Mentions: Step 4: Use the diamond scribe to make a small straight groove in the side of the optical fiber core, right at the edge of the hardened resin on the tip of the connector (Fig. 2A). Flick-off the protruding length of optical fiber core to leave a level surface. Avoid breaking the core with the diamond scribe.

Bottom Line: However, the design can be adapted for use with other common optical-fiber connectors.We have saved time and money by using this design in our optical self-stimulation experiments with rats, which are commonly several months long and last four to eleven hours per session.The main advantages are: •Long half-life.•Resistant to moderate rodent bites.•Suitable for long in vivo optogenetic experiments with large rodents.

View Article: PubMed Central - PubMed

Affiliation: Center for Studies in Behavioral Neurobiology (CSBN)/Groupe de recherche en neurobiologie comportementale, Department of Psychology. Concordia University, 7141 Sherbrooke Street West, Science Pavilion, room #244, H4B 1R6 Montréal, QC, Canada.

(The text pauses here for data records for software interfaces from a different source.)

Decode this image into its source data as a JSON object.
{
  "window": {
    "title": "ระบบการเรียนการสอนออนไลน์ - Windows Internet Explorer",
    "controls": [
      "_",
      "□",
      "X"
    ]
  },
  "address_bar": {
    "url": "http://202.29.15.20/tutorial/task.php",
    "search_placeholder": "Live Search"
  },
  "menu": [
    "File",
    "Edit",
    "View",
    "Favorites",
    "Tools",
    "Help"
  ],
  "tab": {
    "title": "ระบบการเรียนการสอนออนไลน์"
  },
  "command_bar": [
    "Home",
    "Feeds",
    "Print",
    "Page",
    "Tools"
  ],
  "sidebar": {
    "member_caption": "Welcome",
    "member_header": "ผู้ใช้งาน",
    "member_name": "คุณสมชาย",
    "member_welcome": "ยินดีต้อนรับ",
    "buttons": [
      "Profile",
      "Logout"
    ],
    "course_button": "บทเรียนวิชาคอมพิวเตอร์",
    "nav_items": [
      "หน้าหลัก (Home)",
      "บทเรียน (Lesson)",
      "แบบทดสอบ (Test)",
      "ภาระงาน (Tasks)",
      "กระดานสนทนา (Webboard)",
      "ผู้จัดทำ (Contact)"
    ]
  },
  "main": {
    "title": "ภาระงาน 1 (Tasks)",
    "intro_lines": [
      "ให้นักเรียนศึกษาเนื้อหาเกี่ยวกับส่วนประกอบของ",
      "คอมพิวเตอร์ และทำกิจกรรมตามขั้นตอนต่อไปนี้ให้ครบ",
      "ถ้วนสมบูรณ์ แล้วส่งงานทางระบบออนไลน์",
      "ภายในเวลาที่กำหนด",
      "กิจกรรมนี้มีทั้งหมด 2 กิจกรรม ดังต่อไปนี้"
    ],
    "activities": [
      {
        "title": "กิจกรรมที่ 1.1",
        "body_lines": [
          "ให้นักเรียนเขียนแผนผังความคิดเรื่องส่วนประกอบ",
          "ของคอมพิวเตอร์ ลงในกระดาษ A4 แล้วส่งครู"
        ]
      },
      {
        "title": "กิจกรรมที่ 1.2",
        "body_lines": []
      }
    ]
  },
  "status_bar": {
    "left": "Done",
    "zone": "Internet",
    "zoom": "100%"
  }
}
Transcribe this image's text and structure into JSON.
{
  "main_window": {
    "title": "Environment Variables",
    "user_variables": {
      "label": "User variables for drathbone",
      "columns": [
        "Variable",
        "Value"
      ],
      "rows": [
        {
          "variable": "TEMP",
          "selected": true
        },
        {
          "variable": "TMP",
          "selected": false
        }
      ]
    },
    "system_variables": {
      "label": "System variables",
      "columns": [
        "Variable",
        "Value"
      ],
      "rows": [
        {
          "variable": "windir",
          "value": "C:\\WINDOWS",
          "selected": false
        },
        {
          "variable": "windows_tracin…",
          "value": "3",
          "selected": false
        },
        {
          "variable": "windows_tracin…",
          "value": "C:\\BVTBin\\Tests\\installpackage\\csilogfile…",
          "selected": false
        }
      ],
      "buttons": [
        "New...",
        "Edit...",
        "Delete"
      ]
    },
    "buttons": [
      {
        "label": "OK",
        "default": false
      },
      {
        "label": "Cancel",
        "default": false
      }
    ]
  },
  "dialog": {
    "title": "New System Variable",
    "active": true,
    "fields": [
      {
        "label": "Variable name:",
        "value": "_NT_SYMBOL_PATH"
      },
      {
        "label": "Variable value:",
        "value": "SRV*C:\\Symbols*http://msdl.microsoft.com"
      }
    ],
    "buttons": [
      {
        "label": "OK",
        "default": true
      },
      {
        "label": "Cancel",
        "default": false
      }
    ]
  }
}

ABSTRACT
In vivo optogenetic experiments commonly employ long lengths of optical fiber to connect the light source (commonly a laser) to the optical fiber implants in the brain. Commercially available patch cords are expensive and break easily. Researchers have developed methods to build these cables in house for in vivo experiments with rodents [1-4]. However, the half-life of those patch cords is greatly reduced when they are used with behaving rats, which are strong enough to break the delicate cable tip and to bite through the optical fiber and furcation tubing. Based on [3] we have strengthened the patch-cord tip that connects to the optical implant, and we have incorporated multiple layers of shielding to produce more robust and resistant cladding. Here, we illustrate how to build these patch cords with FC or M3 connectors. However, the design can be adapted for use with other common optical-fiber connectors. We have saved time and money by using this design in our optical self-stimulation experiments with rats, which are commonly several months long and last four to eleven hours per session. The main advantages are: •Long half-life.•Resistant to moderate rodent bites.•Suitable for long in vivo optogenetic experiments with large rodents.

No MeSH data available.


Related in: MedlinePlus